**** Supplied data ****

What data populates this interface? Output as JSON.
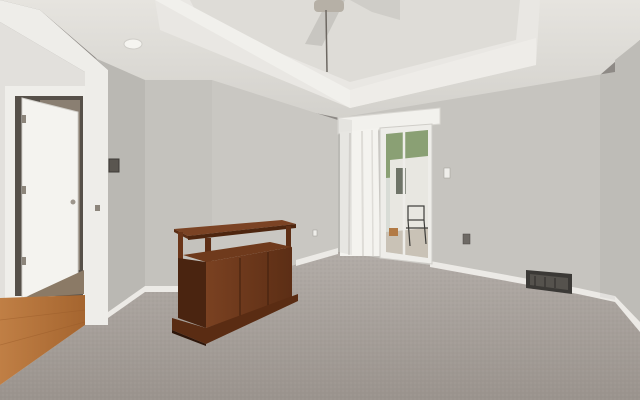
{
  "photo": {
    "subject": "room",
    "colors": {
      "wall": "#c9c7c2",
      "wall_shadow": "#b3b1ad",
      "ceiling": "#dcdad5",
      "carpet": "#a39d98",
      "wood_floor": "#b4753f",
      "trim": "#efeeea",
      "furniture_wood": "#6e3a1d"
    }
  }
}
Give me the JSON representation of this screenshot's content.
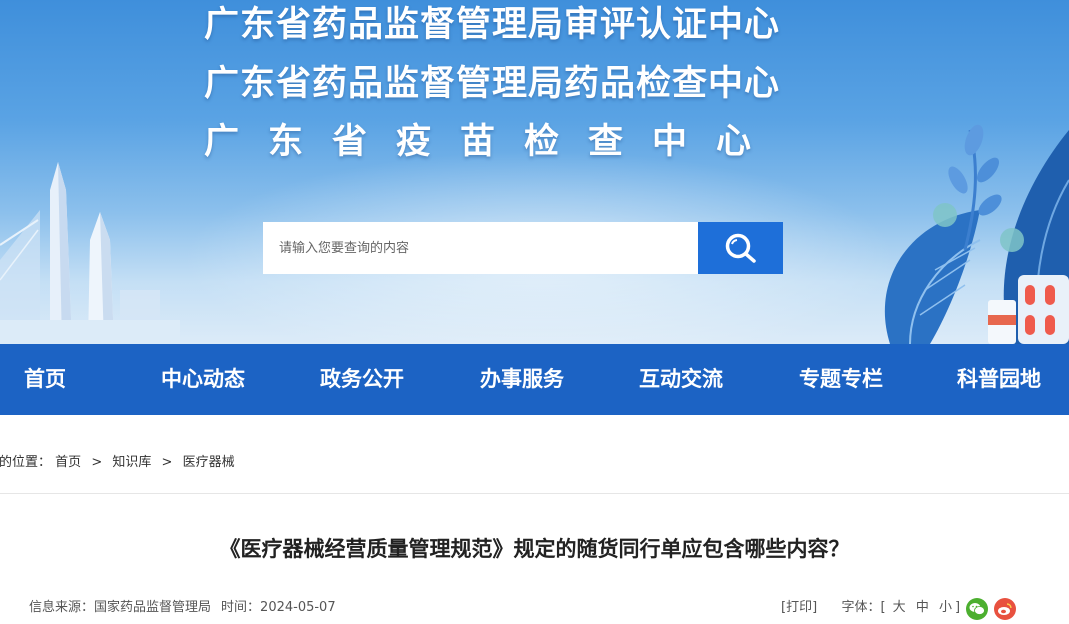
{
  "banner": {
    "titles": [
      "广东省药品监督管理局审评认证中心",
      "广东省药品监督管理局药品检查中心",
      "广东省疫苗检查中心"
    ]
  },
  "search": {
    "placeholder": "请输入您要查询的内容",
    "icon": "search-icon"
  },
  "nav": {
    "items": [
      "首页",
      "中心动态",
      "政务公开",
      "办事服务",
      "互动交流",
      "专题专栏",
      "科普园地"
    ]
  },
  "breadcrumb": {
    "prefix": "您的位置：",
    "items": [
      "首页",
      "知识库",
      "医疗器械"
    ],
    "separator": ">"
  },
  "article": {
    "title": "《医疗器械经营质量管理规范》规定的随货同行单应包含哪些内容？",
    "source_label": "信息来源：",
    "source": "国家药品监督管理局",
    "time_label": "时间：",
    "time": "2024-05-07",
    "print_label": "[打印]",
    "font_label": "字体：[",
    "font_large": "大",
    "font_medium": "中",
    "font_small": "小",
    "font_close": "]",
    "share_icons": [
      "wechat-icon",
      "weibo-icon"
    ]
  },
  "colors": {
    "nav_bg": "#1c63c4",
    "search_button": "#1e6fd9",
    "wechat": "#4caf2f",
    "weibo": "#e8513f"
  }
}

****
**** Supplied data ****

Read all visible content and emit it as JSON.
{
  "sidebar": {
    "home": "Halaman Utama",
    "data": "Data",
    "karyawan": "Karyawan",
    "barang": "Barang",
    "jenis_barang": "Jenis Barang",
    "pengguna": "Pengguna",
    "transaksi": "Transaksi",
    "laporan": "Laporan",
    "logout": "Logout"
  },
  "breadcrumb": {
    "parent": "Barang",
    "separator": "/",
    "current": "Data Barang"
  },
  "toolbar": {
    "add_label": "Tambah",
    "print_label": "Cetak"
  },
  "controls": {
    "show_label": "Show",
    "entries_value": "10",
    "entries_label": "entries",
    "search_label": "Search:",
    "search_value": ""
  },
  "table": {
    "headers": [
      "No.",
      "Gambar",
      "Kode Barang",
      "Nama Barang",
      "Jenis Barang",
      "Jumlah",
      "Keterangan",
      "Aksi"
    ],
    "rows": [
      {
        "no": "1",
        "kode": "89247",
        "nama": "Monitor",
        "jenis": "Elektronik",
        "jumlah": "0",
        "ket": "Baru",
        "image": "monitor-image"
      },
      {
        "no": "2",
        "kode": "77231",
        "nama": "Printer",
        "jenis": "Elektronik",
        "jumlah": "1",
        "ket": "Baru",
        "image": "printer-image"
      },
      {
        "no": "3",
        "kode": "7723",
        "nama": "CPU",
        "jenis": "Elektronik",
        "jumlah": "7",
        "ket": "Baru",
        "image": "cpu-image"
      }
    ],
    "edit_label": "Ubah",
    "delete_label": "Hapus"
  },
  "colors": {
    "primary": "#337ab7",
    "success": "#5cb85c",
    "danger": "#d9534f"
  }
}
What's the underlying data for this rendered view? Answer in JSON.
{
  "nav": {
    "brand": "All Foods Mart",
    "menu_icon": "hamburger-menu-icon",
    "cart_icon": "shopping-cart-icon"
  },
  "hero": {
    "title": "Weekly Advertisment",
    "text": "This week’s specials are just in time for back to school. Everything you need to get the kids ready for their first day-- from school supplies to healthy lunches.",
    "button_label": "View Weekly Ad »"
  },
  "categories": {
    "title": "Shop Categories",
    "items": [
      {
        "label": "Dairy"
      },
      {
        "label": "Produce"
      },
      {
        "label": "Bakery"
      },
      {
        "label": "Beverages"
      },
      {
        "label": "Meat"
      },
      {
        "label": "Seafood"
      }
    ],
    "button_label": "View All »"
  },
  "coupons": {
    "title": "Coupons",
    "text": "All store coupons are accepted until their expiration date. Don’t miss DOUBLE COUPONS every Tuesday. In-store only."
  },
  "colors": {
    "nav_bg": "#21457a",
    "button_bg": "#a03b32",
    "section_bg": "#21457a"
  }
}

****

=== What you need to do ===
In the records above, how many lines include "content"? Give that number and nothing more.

=== Written reply ===
2